- decide where to spend the big money. I know mamas that drop some serious coin on expensive backpacks, that are looking good and going into the third year of use. I know mamas that invest in really expensive footwear that only lasts a season or two, but their reasoning is "It's my kids only pair of feet! And others who are all about clothes. Backpacks, well, I still haven't learned that lesson to invest in a good one. Last year I fell for a backpack from a reputable clothing store. Apparently, their backpacks are crap! This year we went super cheap, and may live to regret that, but honestly, the budget is creaking from being stretched. We buy our girls good shoes, fun shoes even, but at Dixie Outlet or Winners. We spent a pretty penny on their winter jackets/ski parkas last year. But not only were they on sale, not trendy, had sleeves that could extended and waists that could drop - they were warm! My kid has to be outside for 45 minutes at lunch time, I don't want her to get wet or freeze her butt off. Summer shorts - cheaper the better. Winter jacket - bring on the Christmas present money! Take away message: Spend the big money on items you know your kid won't outgrow quickly, can't lose easily, and what they really need for comfort. Take a risk on cheaper items when and where you need to. There's no point paying more interest on your credit card than buying another of something if it tears or breaks, would cost.

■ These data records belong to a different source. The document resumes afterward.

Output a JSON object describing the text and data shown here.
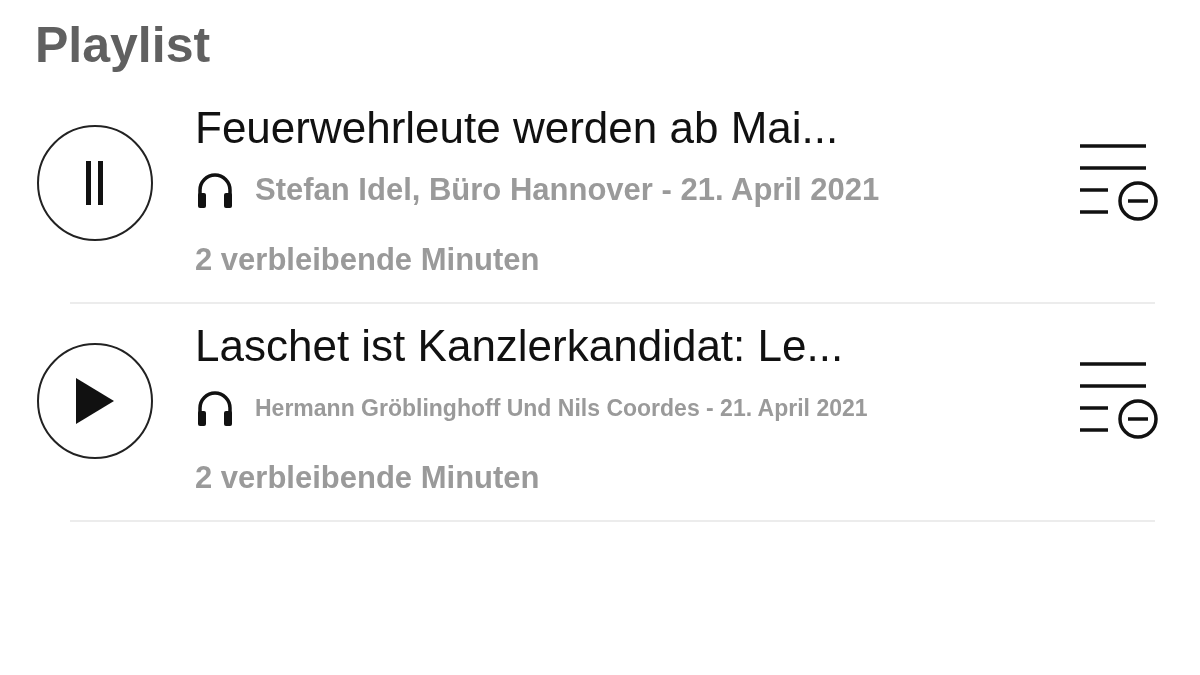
{
  "header": {
    "title": "Playlist"
  },
  "items": [
    {
      "title": "Feuerwehrleute werden ab Mai...",
      "byline": "Stefan Idel, Büro Hannover - 21. April 2021",
      "remaining": "2 verbleibende Minuten",
      "playing": true
    },
    {
      "title": "Laschet ist Kanzlerkandidat: Le...",
      "byline": "Hermann Gröblinghoff Und Nils Coordes - 21. April 2021",
      "remaining": "2 verbleibende Minuten",
      "playing": false
    }
  ]
}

- lunches - R and I talked about what she wants for lunch. And aside from making it clear that I'm not letting her get pizza every week for pizza day, we're good. But I'm lucky, she likes a variety of food and while sometimes I feel pangs of guilt for breaking otu the dim sum, pasta, and frozen perogies on a weekly basis, I figure, it's lunch and the rest of the time she's eating homemade food. But there is not way in hell I'm making her a quinoa-sprout-tempeh puppet to play with and then eat because every other article out there says kids will love it. No she will not and no I do not have the time to build things out of your food. It's food - eat it. Take away message: I am the wrong mama to give you advice on what to feed your kid and the most budget friendly thing I can suggest is make sure it is both something your kid will eat and relatively healthy. Much like the snacks, if you steer clear of the pre-packaged stuff, you are doing your budget - and your child - a world of good. But there is nothing wrong with a cold cut and cheese sandwich - just go for real cheese and not the plasticky kind okay?